* [INSTRUCTIONS FOR THE TASK]:
What you return must match the records exactly, line for line.

+++

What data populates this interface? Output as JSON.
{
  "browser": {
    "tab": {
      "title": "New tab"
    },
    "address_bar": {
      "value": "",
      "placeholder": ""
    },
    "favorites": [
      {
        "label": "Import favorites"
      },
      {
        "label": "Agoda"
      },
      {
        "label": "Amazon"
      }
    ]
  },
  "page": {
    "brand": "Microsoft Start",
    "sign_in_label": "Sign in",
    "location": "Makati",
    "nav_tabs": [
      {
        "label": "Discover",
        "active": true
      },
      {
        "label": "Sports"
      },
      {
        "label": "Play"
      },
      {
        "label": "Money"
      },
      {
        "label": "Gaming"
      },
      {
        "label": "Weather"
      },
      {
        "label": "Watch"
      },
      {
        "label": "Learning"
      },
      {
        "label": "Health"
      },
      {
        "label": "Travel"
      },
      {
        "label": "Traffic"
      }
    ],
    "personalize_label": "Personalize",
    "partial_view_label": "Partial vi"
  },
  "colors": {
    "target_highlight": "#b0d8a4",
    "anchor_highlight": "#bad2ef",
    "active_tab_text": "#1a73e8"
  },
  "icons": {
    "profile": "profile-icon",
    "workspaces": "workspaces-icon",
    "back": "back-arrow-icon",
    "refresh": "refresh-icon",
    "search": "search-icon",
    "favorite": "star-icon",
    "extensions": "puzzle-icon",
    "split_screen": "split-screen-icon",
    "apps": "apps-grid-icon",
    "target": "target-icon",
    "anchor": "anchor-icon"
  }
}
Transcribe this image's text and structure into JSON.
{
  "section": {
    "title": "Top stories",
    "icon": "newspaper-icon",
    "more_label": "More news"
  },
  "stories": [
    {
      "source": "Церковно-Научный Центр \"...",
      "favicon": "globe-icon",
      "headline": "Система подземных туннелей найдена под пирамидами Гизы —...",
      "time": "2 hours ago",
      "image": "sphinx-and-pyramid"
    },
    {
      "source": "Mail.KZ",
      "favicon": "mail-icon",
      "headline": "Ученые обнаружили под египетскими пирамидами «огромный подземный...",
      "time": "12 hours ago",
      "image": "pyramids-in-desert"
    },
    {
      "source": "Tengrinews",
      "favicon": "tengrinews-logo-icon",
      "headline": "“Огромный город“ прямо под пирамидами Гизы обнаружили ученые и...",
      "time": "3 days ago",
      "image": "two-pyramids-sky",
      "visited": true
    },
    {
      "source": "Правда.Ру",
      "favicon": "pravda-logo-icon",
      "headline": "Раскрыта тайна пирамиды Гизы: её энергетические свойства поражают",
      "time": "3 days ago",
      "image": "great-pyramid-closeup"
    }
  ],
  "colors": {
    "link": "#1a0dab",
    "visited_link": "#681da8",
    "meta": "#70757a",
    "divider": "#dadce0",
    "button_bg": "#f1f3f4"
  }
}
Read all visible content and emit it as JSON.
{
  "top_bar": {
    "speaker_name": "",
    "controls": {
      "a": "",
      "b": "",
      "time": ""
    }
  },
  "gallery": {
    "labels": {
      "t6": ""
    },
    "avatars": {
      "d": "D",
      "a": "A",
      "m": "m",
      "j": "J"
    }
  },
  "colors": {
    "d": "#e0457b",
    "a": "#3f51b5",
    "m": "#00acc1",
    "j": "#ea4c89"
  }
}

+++

* [REPLY TO THE EXERCISE]:
What data populates this interface? Output as JSON.
{
  "browser": {
    "tab": {
      "title": "New tab"
    },
    "address_bar": {
      "value": "",
      "placeholder": ""
    },
    "favorites": [
      {
        "label": "Import favorites"
      },
      {
        "label": "Agoda"
      },
      {
        "label": "Amazon"
      }
    ]
  },
  "page": {
    "brand": "Microsoft Start",
    "sign_in_label": "Sign in",
    "location": "Makati",
    "nav_tabs": [
      {
        "label": "Discover",
        "active": true
      },
      {
        "label": "Sports"
      },
      {
        "label": "Play"
      },
      {
        "label": "Money"
      },
      {
        "label": "Gaming"
      },
      {
        "label": "Weather"
      },
      {
        "label": "Watch"
      },
      {
        "label": "Learning"
      },
      {
        "label": "Health"
      },
      {
        "label": "Travel"
      },
      {
        "label": "Traffic"
      }
    ],
    "personalize_label": "Personalize",
    "partial_view_label": "Partial vi"
  },
  "colors": {
    "target_highlight": "#b0d8a4",
    "anchor_highlight": "#bad2ef",
    "active_tab_text": "#1a73e8"
  },
  "icons": {
    "profile": "profile-icon",
    "workspaces": "workspaces-icon",
    "back": "back-arrow-icon",
    "refresh": "refresh-icon",
    "search": "search-icon",
    "favorite": "star-icon",
    "extensions": "puzzle-icon",
    "split_screen": "split-screen-icon",
    "apps": "apps-grid-icon",
    "target": "target-icon",
    "anchor": "anchor-icon"
  }
}
Transcribe this image's text and structure into JSON.
{
  "section": {
    "title": "Top stories",
    "icon": "newspaper-icon",
    "more_label": "More news"
  },
  "stories": [
    {
      "source": "Церковно-Научный Центр \"...",
      "favicon": "globe-icon",
      "headline": "Система подземных туннелей найдена под пирамидами Гизы —...",
      "time": "2 hours ago",
      "image": "sphinx-and-pyramid"
    },
    {
      "source": "Mail.KZ",
      "favicon": "mail-icon",
      "headline": "Ученые обнаружили под египетскими пирамидами «огромный подземный...",
      "time": "12 hours ago",
      "image": "pyramids-in-desert"
    },
    {
      "source": "Tengrinews",
      "favicon": "tengrinews-logo-icon",
      "headline": "“Огромный город“ прямо под пирамидами Гизы обнаружили ученые и...",
      "time": "3 days ago",
      "image": "two-pyramids-sky",
      "visited": true
    },
    {
      "source": "Правда.Ру",
      "favicon": "pravda-logo-icon",
      "headline": "Раскрыта тайна пирамиды Гизы: её энергетические свойства поражают",
      "time": "3 days ago",
      "image": "great-pyramid-closeup"
    }
  ],
  "colors": {
    "link": "#1a0dab",
    "visited_link": "#681da8",
    "meta": "#70757a",
    "divider": "#dadce0",
    "button_bg": "#f1f3f4"
  }
}
Read all visible content and emit it as JSON.
{
  "top_bar": {
    "speaker_name": "",
    "controls": {
      "a": "",
      "b": "",
      "time": ""
    }
  },
  "gallery": {
    "labels": {
      "t6": ""
    },
    "avatars": {
      "d": "D",
      "a": "A",
      "m": "m",
      "j": "J"
    }
  },
  "colors": {
    "d": "#e0457b",
    "a": "#3f51b5",
    "m": "#00acc1",
    "j": "#ea4c89"
  }
}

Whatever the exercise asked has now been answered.